|International Classification||B26D5/32, B65C9/44, B65C9/18|
|Cooperative Classification||B26D5/32, B65C9/1865, B65C9/44, Y10T83/536|
|European Classification||B65C9/18B, B65C9/44, B26D5/32|
|Sep 16, 1983||AS||Assignment|
Owner name: B & H MANUFACTURING COMPANY, INC., CERES, CA A COR
Free format text: ASSIGNMENT OF ASSIGNORS INTEREST.;ASSIGNORS:HOFFMANN, WOLFGANG;WEST, MICHAEL;REEL/FRAME:004178/0201;SIGNING DATES FROM 19830817 TO 19830906

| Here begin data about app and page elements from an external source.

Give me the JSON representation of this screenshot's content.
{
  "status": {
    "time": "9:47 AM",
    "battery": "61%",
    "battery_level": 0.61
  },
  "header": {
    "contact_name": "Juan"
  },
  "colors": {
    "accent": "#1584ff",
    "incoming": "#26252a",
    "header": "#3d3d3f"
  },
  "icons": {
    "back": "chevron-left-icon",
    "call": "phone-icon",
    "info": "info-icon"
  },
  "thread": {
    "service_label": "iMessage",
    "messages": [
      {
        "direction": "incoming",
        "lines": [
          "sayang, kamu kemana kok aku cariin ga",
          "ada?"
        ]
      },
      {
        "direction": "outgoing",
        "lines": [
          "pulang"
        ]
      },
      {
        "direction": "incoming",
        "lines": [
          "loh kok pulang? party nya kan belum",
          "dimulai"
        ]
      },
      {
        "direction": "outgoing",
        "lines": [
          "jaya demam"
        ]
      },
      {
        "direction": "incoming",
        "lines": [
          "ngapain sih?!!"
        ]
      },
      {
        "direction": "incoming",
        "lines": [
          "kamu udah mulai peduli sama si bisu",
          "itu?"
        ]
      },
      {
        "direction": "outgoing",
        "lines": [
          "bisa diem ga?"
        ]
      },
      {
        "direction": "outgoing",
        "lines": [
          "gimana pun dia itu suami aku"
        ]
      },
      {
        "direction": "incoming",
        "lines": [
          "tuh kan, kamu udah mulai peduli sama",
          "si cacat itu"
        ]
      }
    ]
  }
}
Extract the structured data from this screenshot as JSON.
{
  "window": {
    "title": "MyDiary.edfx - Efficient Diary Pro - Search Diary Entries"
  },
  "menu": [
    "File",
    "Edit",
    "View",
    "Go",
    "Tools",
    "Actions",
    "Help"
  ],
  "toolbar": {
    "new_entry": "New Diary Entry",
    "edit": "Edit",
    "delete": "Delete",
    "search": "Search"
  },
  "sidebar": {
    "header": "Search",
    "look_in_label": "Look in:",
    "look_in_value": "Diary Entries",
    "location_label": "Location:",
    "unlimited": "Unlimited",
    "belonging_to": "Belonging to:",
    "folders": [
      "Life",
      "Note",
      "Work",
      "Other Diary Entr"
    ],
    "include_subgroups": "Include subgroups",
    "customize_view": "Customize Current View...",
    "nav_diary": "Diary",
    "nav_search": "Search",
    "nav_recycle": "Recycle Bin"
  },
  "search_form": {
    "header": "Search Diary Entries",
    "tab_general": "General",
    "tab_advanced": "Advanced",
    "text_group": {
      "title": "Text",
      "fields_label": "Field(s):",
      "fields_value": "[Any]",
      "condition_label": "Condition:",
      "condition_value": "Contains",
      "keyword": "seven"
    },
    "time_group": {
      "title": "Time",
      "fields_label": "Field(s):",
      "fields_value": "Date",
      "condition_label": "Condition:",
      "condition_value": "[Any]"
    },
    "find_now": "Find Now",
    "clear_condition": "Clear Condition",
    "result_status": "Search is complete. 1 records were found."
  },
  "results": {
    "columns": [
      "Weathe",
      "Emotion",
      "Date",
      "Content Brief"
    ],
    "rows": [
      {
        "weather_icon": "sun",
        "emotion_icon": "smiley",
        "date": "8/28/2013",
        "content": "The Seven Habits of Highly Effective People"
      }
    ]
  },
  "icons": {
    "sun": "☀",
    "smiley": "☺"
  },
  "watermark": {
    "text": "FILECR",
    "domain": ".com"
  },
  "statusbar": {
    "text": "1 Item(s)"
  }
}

|Apr 3, 1989||FPAY||Fee payment|
Year of fee payment: 4
|Apr 26, 1993||FPAY||Fee payment|
Year of fee payment: 8
|Jun 17, 1997||REMI||Maintenance fee reminder mailed|
|Sep 30, 1997||FPAY||Fee payment|
Year of fee payment: 12
|Sep 30, 1997||SULP||Surcharge for late payment|